Thursday, 26 July 2012
Tuesday, 24 July 2012
Posted by fb at 16:04
Monday, 16 July 2012
Subject: RE: Your item on Bill Barlee
Date: Sun, 15 Jul 2012 20:54:15 -0600
I read with interest your item in last week's Mission Record, "Nuggets from Barlee's gold pan". You cite his coverage in Canada West Magazine of the story of the "Lost Gold Mine at Pitt Lake",

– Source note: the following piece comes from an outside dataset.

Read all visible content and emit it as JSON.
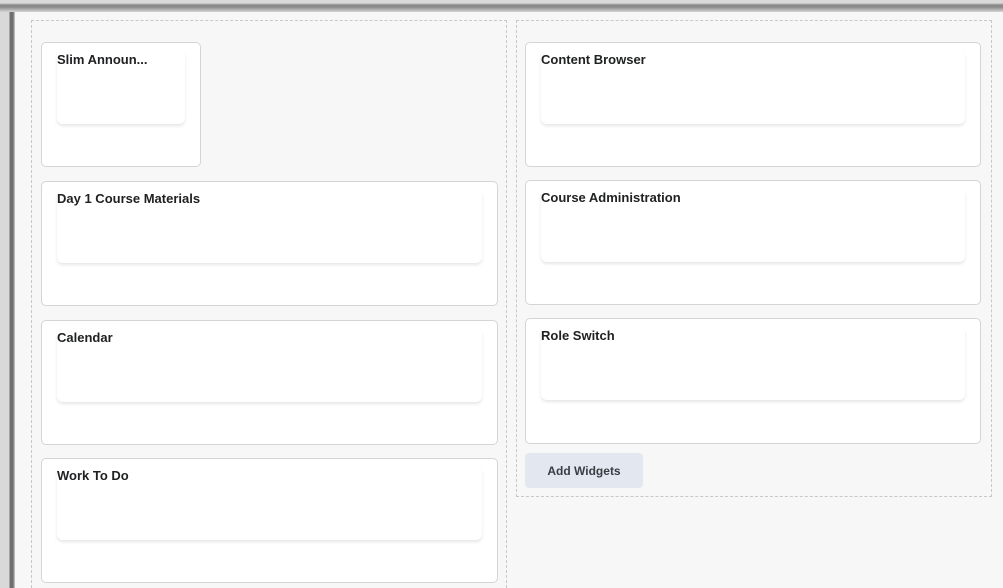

In 1970, three young, budding writers, myself, my brother Rick, and our friend Mary Trainer, read that same Canada West article. We'd heard about the legend of Slumach and his lost mine years before, but reading the item in Canada West magazine blew fresh air onto the coals of a smouldering fire and we set about to research and write a book on the story. We published our book in 1972, a slim 56-page volume that sold, over three editions in nine years, 10,000 copies. With 5000 in sales being a best seller in Canada, we were thrilled.
Time moved on, careers changed, and in the middle years of the last decade, the current rights holder for that book encouraged us to produce an updated version. We took on the challenge, and the result was 2007's 35th anniversary edition, a much larger (160 page) tome that took our original treatment and writ it large, with expanded tales of people who have been integral to the legend...and to the search for Slumachs lost mine...over the past century, along with a great deal of updated research.
That 2007 book, Slumach's Gold: In Search of a Legend, now has sold over 9000 copies, pushing once again on the edges of being a double Canadian best seller.
And we dedicated this 2007 edition to the man whose seminal work on British Columbia history had started us on our own journey, Bill Barlee.
Here's a pic of our book. Some copies, from the third printing, are still available in bookstores, and an online version is now on sale, as well.
Historian Fred Braches of Whonnock has two excellent sites on the Slumach legend. One is a frequently updated blog, http://www.slumach.blogspot.ca/, and the other is a very thorough site encompassing the whole fascinating tale,
And all of this...and much more!...exists because Bill Barlee sparked the interest of three young people in this intriguing local legend. He had that effect on people, and left a larger-than-life imprint on our province and its citizens.
Posted by fb at 11:17